-Contrast and antithesis
-Cult classic status
-Cosmic Horror/Lovecraft Lite
-Body Horror/Hilariously unrealistic blood and gore
-Fluffy, syrupy idealism, especially in romance
-Trope subversions, aversions and lampshadings
-Melody and Leitmotif driven soundtracks
TOP 15 MOVIES (always subject to dramatic change)
10. The Princess Bride
9. It’s A Wonderful Life
8. Hamlet (1996 Kenneth Brannagh version)
7. Shaun of the Dead
6. Pulp Fiction
5. Evil Dead 2
1. The Remains of the Day
TAP 5 DIRECTORS (same)
5. Alfred Hitchcock
4. Stanley Kubrick
3. Sam Rami
2. Edgar Wright
1. Quentin Tarintino
MY FAVORITE ALBUMS (obby-dobby)
TWERK 5 MUSICAL ARTISTS (still here)
5. Arcade Fire
4. The Beatles
3. Frank Zappa
1. The Who
TIPTUP 5 VIDEO GAMES (guess what)
5. Super Mario World
4. Super Metroid
3. Conker’s Bad Fur Day
2. Donkey Kong Country 2: Diddy’s Kong Quest
1. The Legend of Zelda: Majora’s Mask
(yes I was a Nintendo kid sue me)
OTHER RANDOM DUMB STUFF ABOUT ME
-I’m homeschooled but still kan’t spell.
-I am the oldest of five children. This has turned me off having more then two of my own.
-I’m a Myers-Briggs INFP (which incidentally spells FiNe SiTe), Keirsey idealist, Sociotype IEI, Enneagram type 4, and Bartle Explorer. All this is to say I’m an over-sensitive twit with obnoxious mood swings who trusts unscientific personality analysis systems.

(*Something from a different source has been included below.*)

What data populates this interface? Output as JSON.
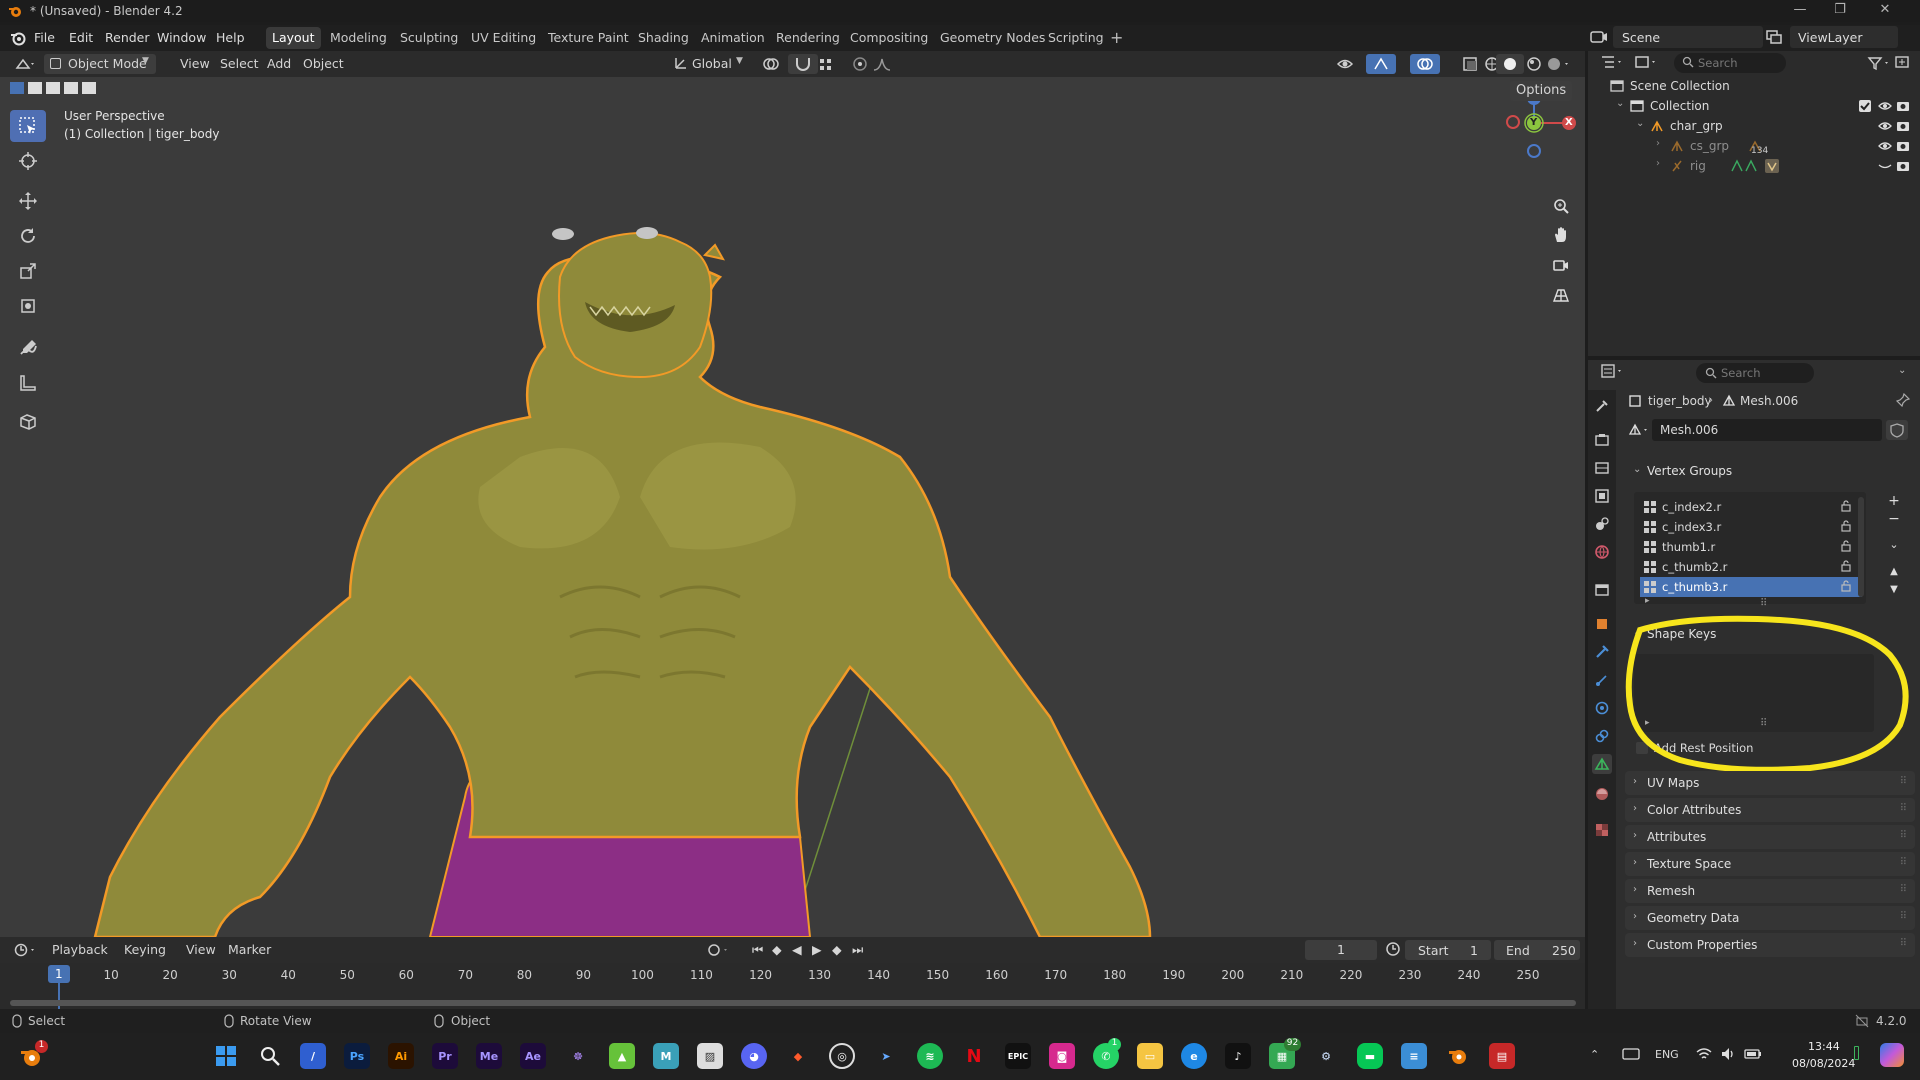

-I know next to nothing about music. I played the piano for four years and then stopped for reasons I can’t remember. I think it had something to do with me being an impatient lazy kid. I played the clarinet for a year after that and stopped because oddly enough clarinets usually sound terrible on their own. I am the most boring, strained baritone you ever heard. These are the credentials I review music with.
-I like Homestuck and Friendship is Magic, if you’re a fandomy person.